- Opening Delimiter -
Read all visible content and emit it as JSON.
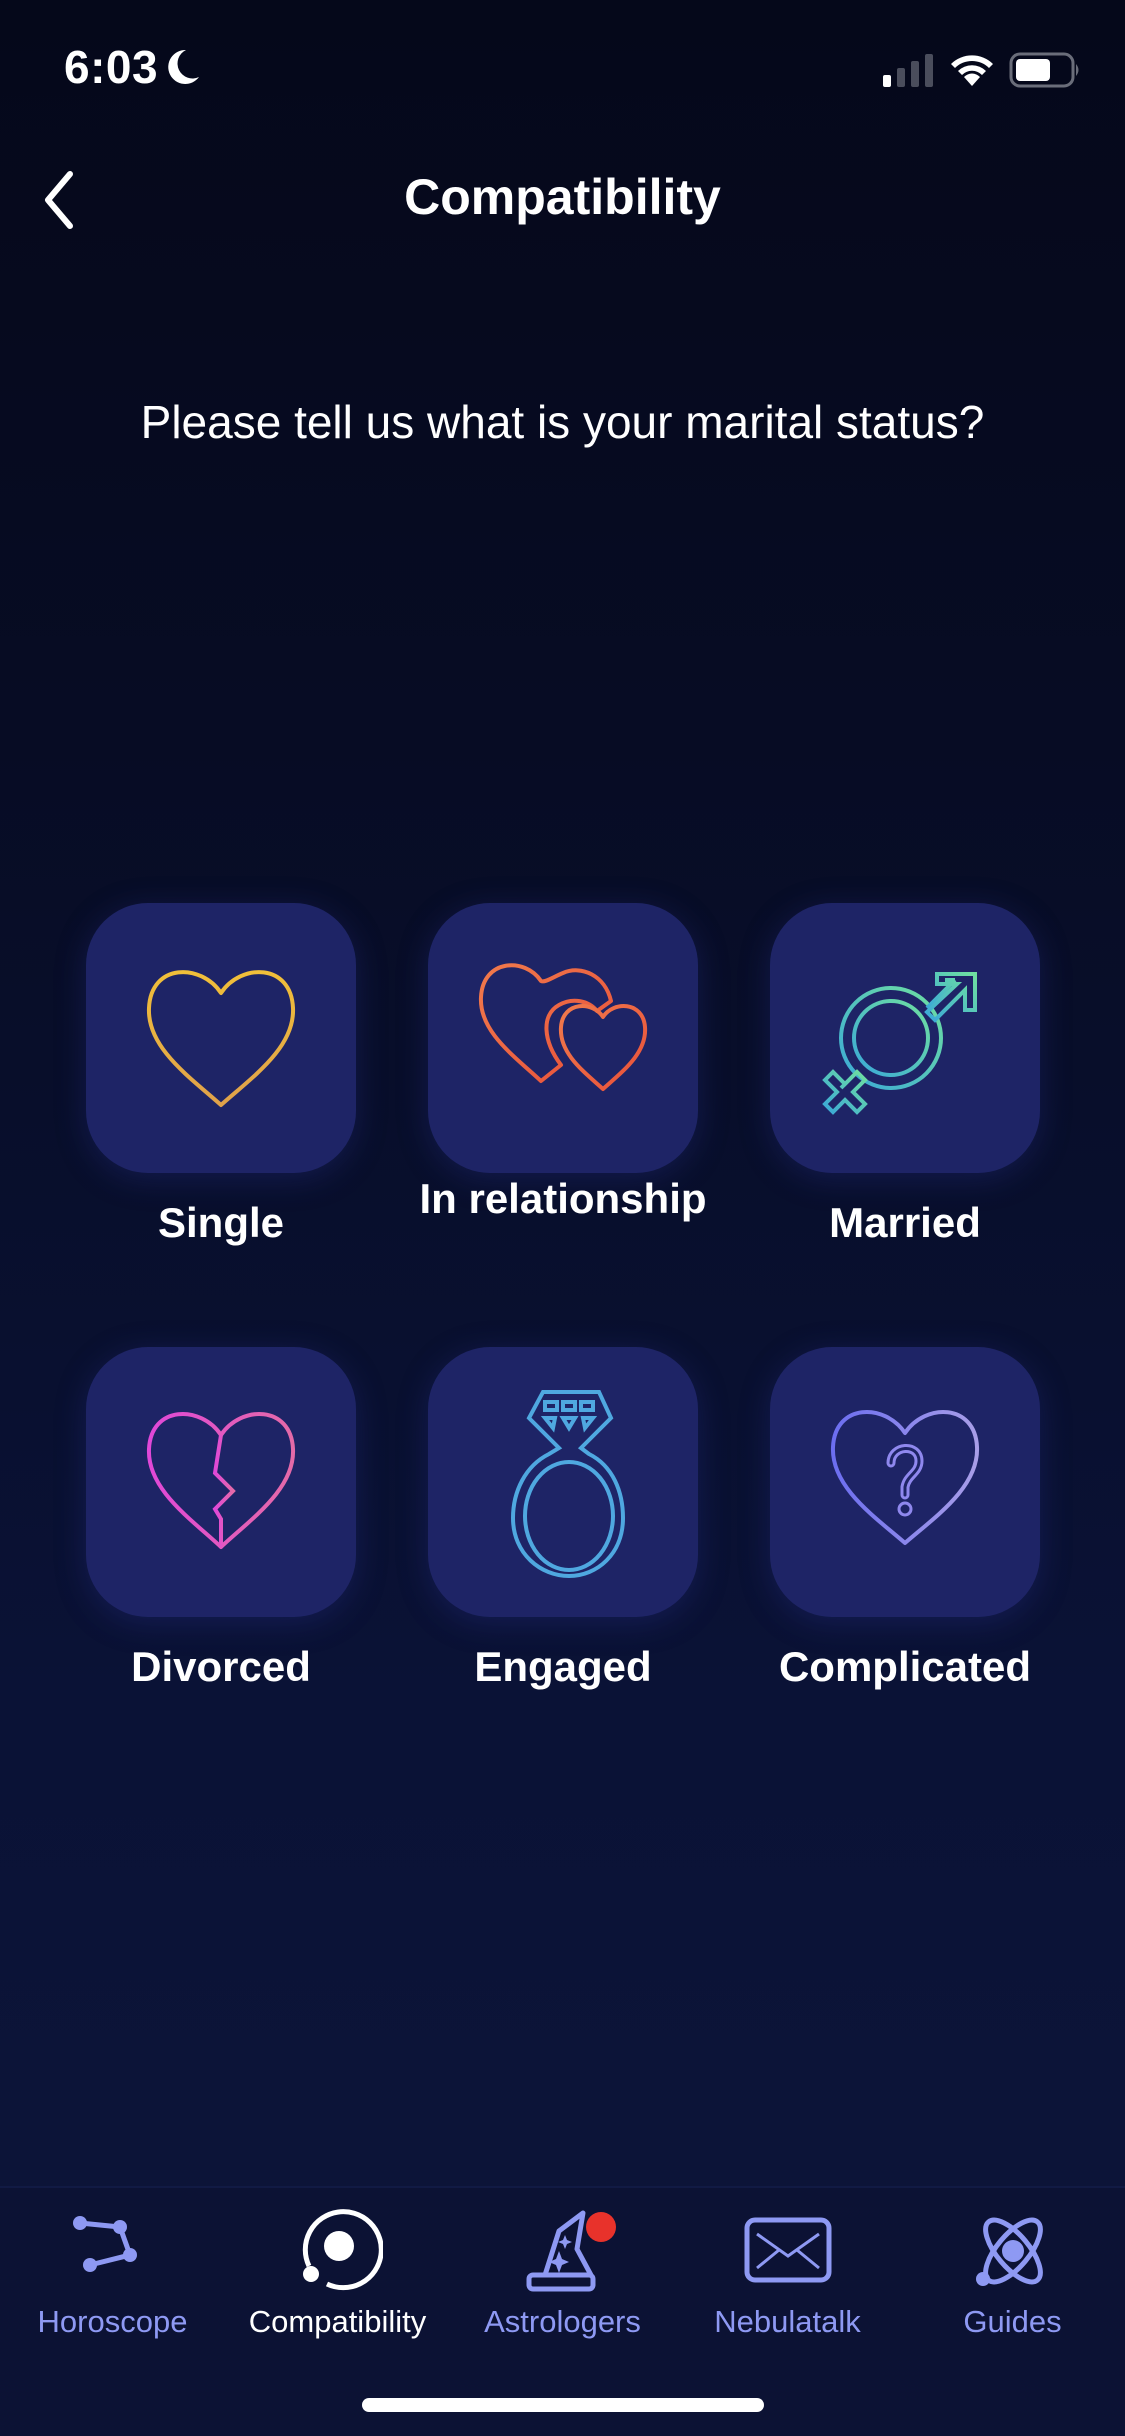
{
  "status_bar": {
    "time": "6:03",
    "icons": [
      "moon-icon",
      "signal-icon",
      "wifi-icon",
      "battery-icon"
    ]
  },
  "nav": {
    "back_icon": "chevron-left-icon",
    "title": "Compatibility"
  },
  "question": "Please tell us what is your marital status?",
  "options": [
    {
      "label": "Single",
      "icon": "heart-icon",
      "color": "#e8b53a"
    },
    {
      "label": "In relationship",
      "icon": "two-hearts-icon",
      "color": "#ee6a4a"
    },
    {
      "label": "Married",
      "icon": "gender-symbols-icon",
      "color": "#3fc6a8"
    },
    {
      "label": "Divorced",
      "icon": "broken-heart-icon",
      "color": "#e05ad0"
    },
    {
      "label": "Engaged",
      "icon": "ring-icon",
      "color": "#4fa8e0"
    },
    {
      "label": "Complicated",
      "icon": "heart-question-icon",
      "color": "#7f7cf0"
    }
  ],
  "tab_bar": {
    "tabs": [
      {
        "label": "Horoscope",
        "icon": "constellation-icon",
        "active": false
      },
      {
        "label": "Compatibility",
        "icon": "orbit-icon",
        "active": true
      },
      {
        "label": "Astrologers",
        "icon": "wizard-hat-icon",
        "active": false,
        "badge": true
      },
      {
        "label": "Nebulatalk",
        "icon": "envelope-icon",
        "active": false
      },
      {
        "label": "Guides",
        "icon": "atom-icon",
        "active": false
      }
    ],
    "inactive_color": "#8e99f3",
    "active_color": "#ffffff",
    "badge_color": "#e8322b"
  }
}
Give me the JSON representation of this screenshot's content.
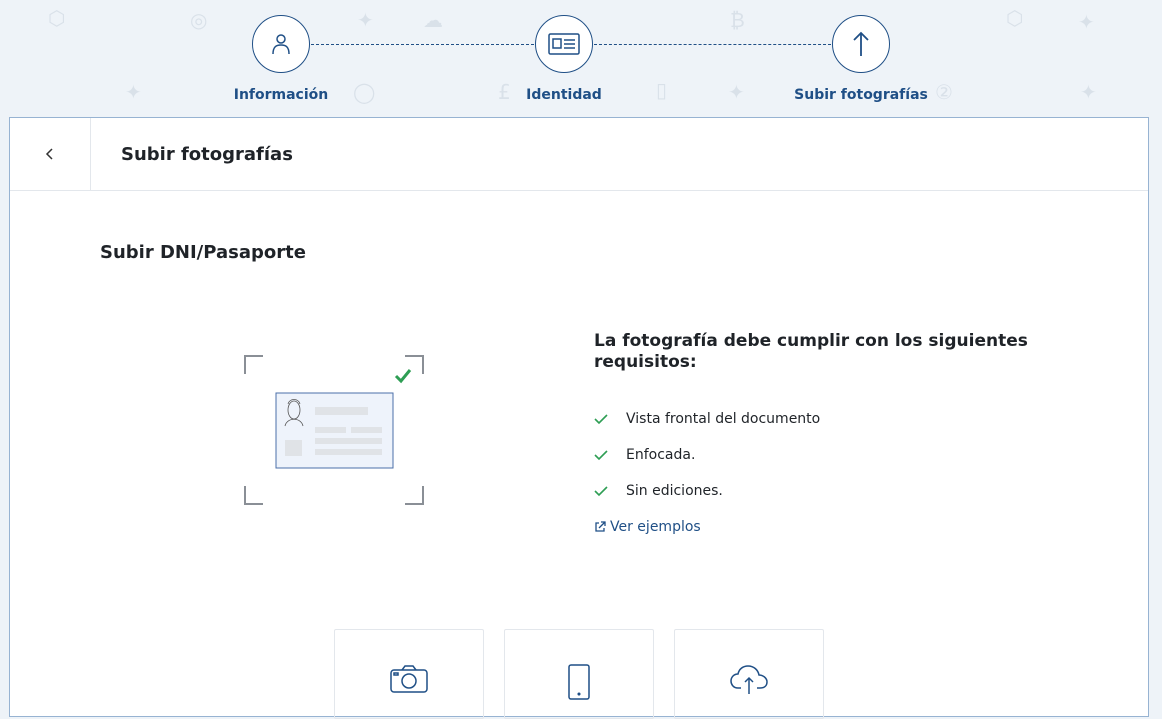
{
  "colors": {
    "primary": "#1f4f86",
    "check": "#2e9e54",
    "border": "#97b3d2"
  },
  "stepper": {
    "steps": [
      {
        "label": "Información",
        "icon": "person-icon"
      },
      {
        "label": "Identidad",
        "icon": "id-card-icon"
      },
      {
        "label": "Subir fotografías",
        "icon": "arrow-up-icon"
      }
    ]
  },
  "card": {
    "back_icon": "chevron-left-icon",
    "title": "Subir fotografías",
    "section_title": "Subir DNI/Pasaporte",
    "requirements": {
      "title": "La fotografía debe cumplir con los siguientes requisitos:",
      "items": [
        "Vista frontal del documento",
        "Enfocada.",
        "Sin ediciones."
      ],
      "examples_label": "Ver ejemplos"
    },
    "upload_options": [
      {
        "icon": "camera-icon"
      },
      {
        "icon": "smartphone-icon"
      },
      {
        "icon": "cloud-upload-icon"
      }
    ]
  }
}
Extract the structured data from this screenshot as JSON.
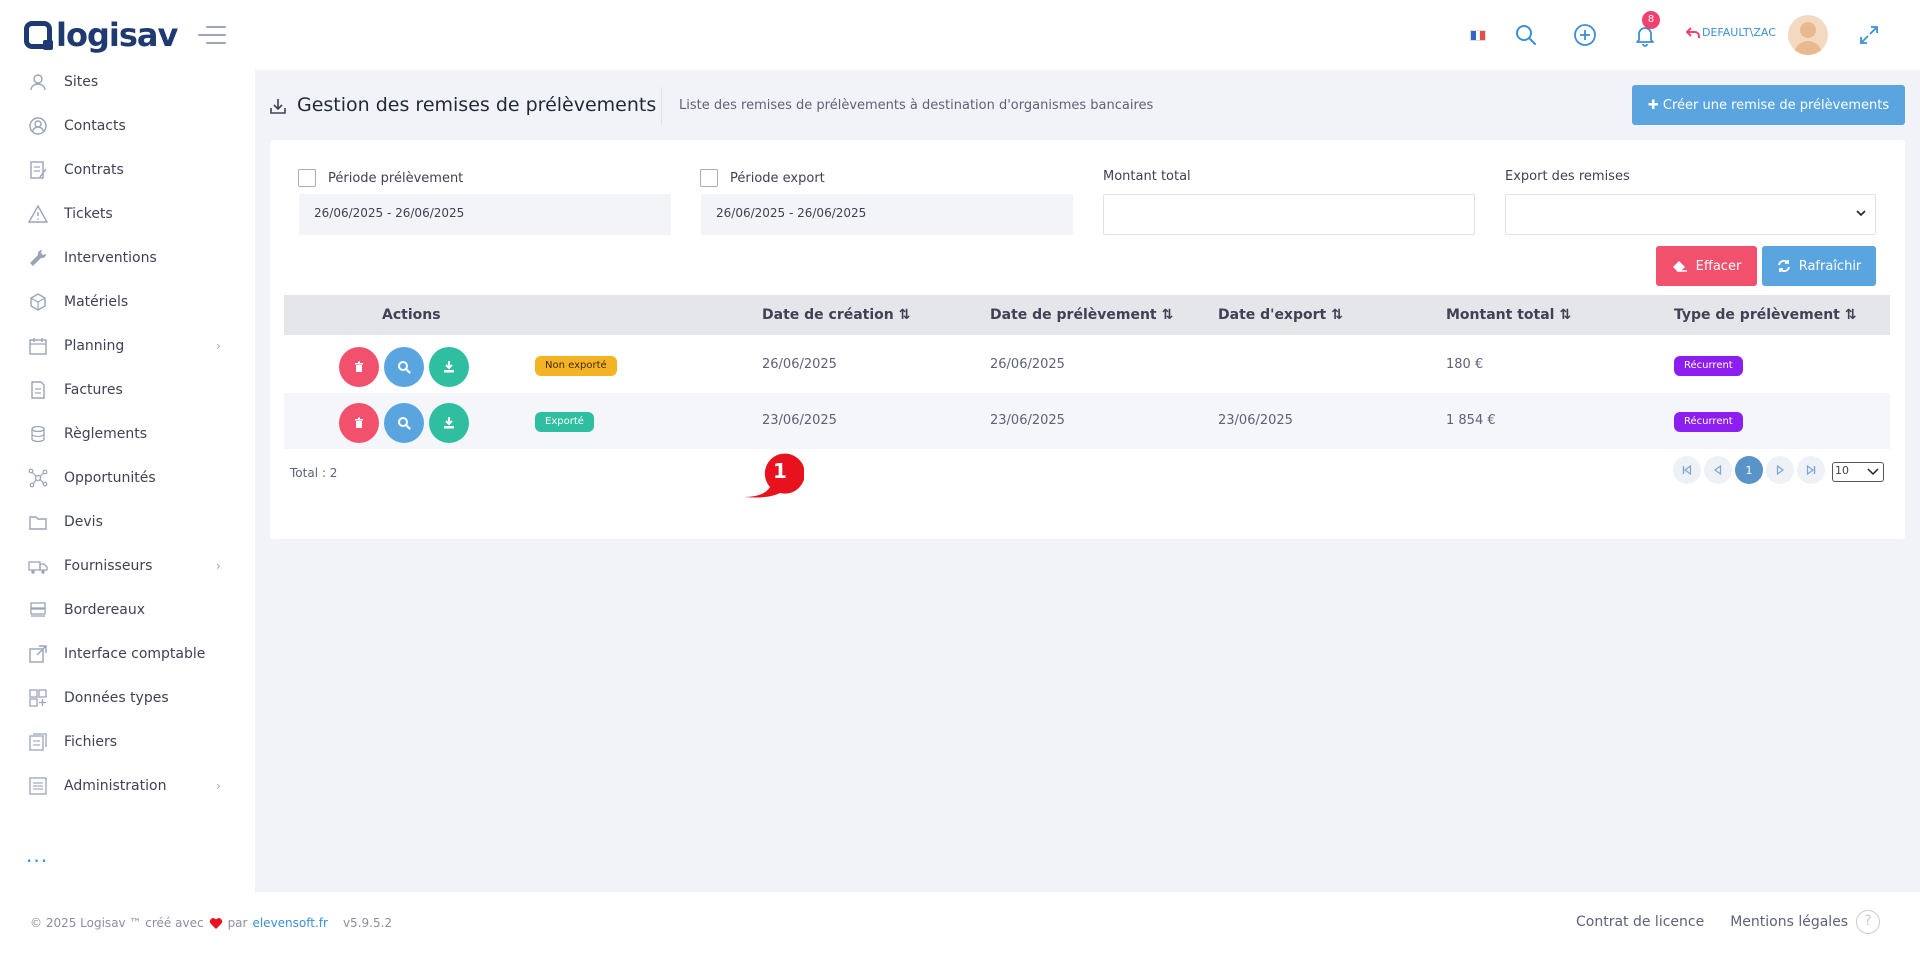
{
  "app": {
    "logo": "logisav"
  },
  "topbar": {
    "user": "DEFAULT\\ZAC",
    "notifications_count": "8",
    "flag": "fr-flag",
    "icons": [
      "search-icon",
      "plus-circle-icon",
      "bell-icon",
      "expand-icon"
    ]
  },
  "sidebar": {
    "items": [
      {
        "label": "Sites",
        "icon": "user-icon",
        "chevron": false
      },
      {
        "label": "Contacts",
        "icon": "contacts-icon",
        "chevron": false
      },
      {
        "label": "Contrats",
        "icon": "contract-icon",
        "chevron": false
      },
      {
        "label": "Tickets",
        "icon": "warning-icon",
        "chevron": false
      },
      {
        "label": "Interventions",
        "icon": "wrench-icon",
        "chevron": false
      },
      {
        "label": "Matériels",
        "icon": "box-icon",
        "chevron": false
      },
      {
        "label": "Planning",
        "icon": "calendar-icon",
        "chevron": true
      },
      {
        "label": "Factures",
        "icon": "invoice-icon",
        "chevron": false
      },
      {
        "label": "Règlements",
        "icon": "coins-icon",
        "chevron": false
      },
      {
        "label": "Opportunités",
        "icon": "network-icon",
        "chevron": false
      },
      {
        "label": "Devis",
        "icon": "folder-icon",
        "chevron": false
      },
      {
        "label": "Fournisseurs",
        "icon": "truck-icon",
        "chevron": true
      },
      {
        "label": "Bordereaux",
        "icon": "stack-icon",
        "chevron": false
      },
      {
        "label": "Interface comptable",
        "icon": "external-link-icon",
        "chevron": false
      },
      {
        "label": "Données types",
        "icon": "grid-icon",
        "chevron": false
      },
      {
        "label": "Fichiers",
        "icon": "files-icon",
        "chevron": false
      },
      {
        "label": "Administration",
        "icon": "settings-list-icon",
        "chevron": true
      }
    ],
    "more": "..."
  },
  "page": {
    "title": "Gestion des remises de prélèvements",
    "subtitle": "Liste des remises de prélèvements à destination d'organismes bancaires",
    "create_button": "Créer une remise de prélèvements"
  },
  "filters": {
    "periode_prelevement": {
      "label": "Période prélèvement",
      "value": "26/06/2025 - 26/06/2025"
    },
    "periode_export": {
      "label": "Période export",
      "value": "26/06/2025 - 26/06/2025"
    },
    "montant_total": {
      "label": "Montant total",
      "value": ""
    },
    "export_remises": {
      "label": "Export des remises",
      "value": ""
    },
    "effacer": "Effacer",
    "rafraichir": "Rafraîchir"
  },
  "table": {
    "headers": {
      "actions": "Actions",
      "date_creation": "Date de création",
      "date_prelevement": "Date de prélèvement",
      "date_export": "Date d'export",
      "montant_total": "Montant total",
      "type_prelevement": "Type de prélèvement"
    },
    "rows": [
      {
        "status": "Non exporté",
        "status_color": "#f4b325",
        "date_creation": "26/06/2025",
        "date_prelevement": "26/06/2025",
        "date_export": "",
        "montant": "180 €",
        "type": "Récurrent",
        "type_color": "#8d1ef0"
      },
      {
        "status": "Exporté",
        "status_color": "#2fbfa0",
        "date_creation": "23/06/2025",
        "date_prelevement": "23/06/2025",
        "date_export": "23/06/2025",
        "montant": "1 854 €",
        "type": "Récurrent",
        "type_color": "#8d1ef0"
      }
    ],
    "total": "Total : 2",
    "current_page": "1",
    "page_size": "10"
  },
  "annotation": {
    "marker": "1"
  },
  "footer": {
    "copyright": "© 2025 Logisav ™ créé avec",
    "par": "par",
    "company": "elevensoft.fr",
    "version": "v5.9.5.2",
    "license": "Contrat de licence",
    "legal": "Mentions légales",
    "help": "?"
  },
  "colors": {
    "primary": "#5aa5e0",
    "danger": "#f1516c",
    "success": "#2fbfa0",
    "warning": "#f4b325",
    "purple": "#8d1ef0",
    "navy": "#1e3a70"
  }
}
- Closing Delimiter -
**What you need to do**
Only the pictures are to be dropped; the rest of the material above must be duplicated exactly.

**Answer below**
Read all visible content and emit it as JSON.
{
  "status_bar": {
    "time": "6:03",
    "icons": [
      "moon-icon",
      "signal-icon",
      "wifi-icon",
      "battery-icon"
    ]
  },
  "nav": {
    "back_icon": "chevron-left-icon",
    "title": "Compatibility"
  },
  "question": "Please tell us what is your marital status?",
  "options": [
    {
      "label": "Single",
      "icon": "heart-icon",
      "color": "#e8b53a"
    },
    {
      "label": "In relationship",
      "icon": "two-hearts-icon",
      "color": "#ee6a4a"
    },
    {
      "label": "Married",
      "icon": "gender-symbols-icon",
      "color": "#3fc6a8"
    },
    {
      "label": "Divorced",
      "icon": "broken-heart-icon",
      "color": "#e05ad0"
    },
    {
      "label": "Engaged",
      "icon": "ring-icon",
      "color": "#4fa8e0"
    },
    {
      "label": "Complicated",
      "icon": "heart-question-icon",
      "color": "#7f7cf0"
    }
  ],
  "tab_bar": {
    "tabs": [
      {
        "label": "Horoscope",
        "icon": "constellation-icon",
        "active": false
      },
      {
        "label": "Compatibility",
        "icon": "orbit-icon",
        "active": true
      },
      {
        "label": "Astrologers",
        "icon": "wizard-hat-icon",
        "active": false,
        "badge": true
      },
      {
        "label": "Nebulatalk",
        "icon": "envelope-icon",
        "active": false
      },
      {
        "label": "Guides",
        "icon": "atom-icon",
        "active": false
      }
    ],
    "inactive_color": "#8e99f3",
    "active_color": "#ffffff",
    "badge_color": "#e8322b"
  }
}
Give me the JSON representation of this screenshot's content.
{
  "colors": {
    "primary": "#1f4f86",
    "check": "#2e9e54",
    "border": "#97b3d2"
  },
  "stepper": {
    "steps": [
      {
        "label": "Información",
        "icon": "person-icon"
      },
      {
        "label": "Identidad",
        "icon": "id-card-icon"
      },
      {
        "label": "Subir fotografías",
        "icon": "arrow-up-icon"
      }
    ]
  },
  "card": {
    "back_icon": "chevron-left-icon",
    "title": "Subir fotografías",
    "section_title": "Subir DNI/Pasaporte",
    "requirements": {
      "title": "La fotografía debe cumplir con los siguientes requisitos:",
      "items": [
        "Vista frontal del documento",
        "Enfocada.",
        "Sin ediciones."
      ],
      "examples_label": "Ver ejemplos"
    },
    "upload_options": [
      {
        "icon": "camera-icon"
      },
      {
        "icon": "smartphone-icon"
      },
      {
        "icon": "cloud-upload-icon"
      }
    ]
  }
}
Extract the structured data from this screenshot as JSON.
{
  "app": {
    "logo": "logisav"
  },
  "topbar": {
    "user": "DEFAULT\\ZAC",
    "notifications_count": "8",
    "flag": "fr-flag",
    "icons": [
      "search-icon",
      "plus-circle-icon",
      "bell-icon",
      "expand-icon"
    ]
  },
  "sidebar": {
    "items": [
      {
        "label": "Sites",
        "icon": "user-icon",
        "chevron": false
      },
      {
        "label": "Contacts",
        "icon": "contacts-icon",
        "chevron": false
      },
      {
        "label": "Contrats",
        "icon": "contract-icon",
        "chevron": false
      },
      {
        "label": "Tickets",
        "icon": "warning-icon",
        "chevron": false
      },
      {
        "label": "Interventions",
        "icon": "wrench-icon",
        "chevron": false
      },
      {
        "label": "Matériels",
        "icon": "box-icon",
        "chevron": false
      },
      {
        "label": "Planning",
        "icon": "calendar-icon",
        "chevron": true
      },
      {
        "label": "Factures",
        "icon": "invoice-icon",
        "chevron": false
      },
      {
        "label": "Règlements",
        "icon": "coins-icon",
        "chevron": false
      },
      {
        "label": "Opportunités",
        "icon": "network-icon",
        "chevron": false
      },
      {
        "label": "Devis",
        "icon": "folder-icon",
        "chevron": false
      },
      {
        "label": "Fournisseurs",
        "icon": "truck-icon",
        "chevron": true
      },
      {
        "label": "Bordereaux",
        "icon": "stack-icon",
        "chevron": false
      },
      {
        "label": "Interface comptable",
        "icon": "external-link-icon",
        "chevron": false
      },
      {
        "label": "Données types",
        "icon": "grid-icon",
        "chevron": false
      },
      {
        "label": "Fichiers",
        "icon": "files-icon",
        "chevron": false
      },
      {
        "label": "Administration",
        "icon": "settings-list-icon",
        "chevron": true
      }
    ],
    "more": "..."
  },
  "page": {
    "title": "Gestion des remises de prélèvements",
    "subtitle": "Liste des remises de prélèvements à destination d'organismes bancaires",
    "create_button": "Créer une remise de prélèvements"
  },
  "filters": {
    "periode_prelevement": {
      "label": "Période prélèvement",
      "value": "26/06/2025 - 26/06/2025"
    },
    "periode_export": {
      "label": "Période export",
      "value": "26/06/2025 - 26/06/2025"
    },
    "montant_total": {
      "label": "Montant total",
      "value": ""
    },
    "export_remises": {
      "label": "Export des remises",
      "value": ""
    },
    "effacer": "Effacer",
    "rafraichir": "Rafraîchir"
  },
  "table": {
    "headers": {
      "actions": "Actions",
      "date_creation": "Date de création",
      "date_prelevement": "Date de prélèvement",
      "date_export": "Date d'export",
      "montant_total": "Montant total",
      "type_prelevement": "Type de prélèvement"
    },
    "rows": [
      {
        "status": "Non exporté",
        "status_color": "#f4b325",
        "date_creation": "26/06/2025",
        "date_prelevement": "26/06/2025",
        "date_export": "",
        "montant": "180 €",
        "type": "Récurrent",
        "type_color": "#8d1ef0"
      },
      {
        "status": "Exporté",
        "status_color": "#2fbfa0",
        "date_creation": "23/06/2025",
        "date_prelevement": "23/06/2025",
        "date_export": "23/06/2025",
        "montant": "1 854 €",
        "type": "Récurrent",
        "type_color": "#8d1ef0"
      }
    ],
    "total": "Total : 2",
    "current_page": "1",
    "page_size": "10"
  },
  "annotation": {
    "marker": "1"
  },
  "footer": {
    "copyright": "© 2025 Logisav ™ créé avec",
    "par": "par",
    "company": "elevensoft.fr",
    "version": "v5.9.5.2",
    "license": "Contrat de licence",
    "legal": "Mentions légales",
    "help": "?"
  },
  "colors": {
    "primary": "#5aa5e0",
    "danger": "#f1516c",
    "success": "#2fbfa0",
    "warning": "#f4b325",
    "purple": "#8d1ef0",
    "navy": "#1e3a70"
  }
}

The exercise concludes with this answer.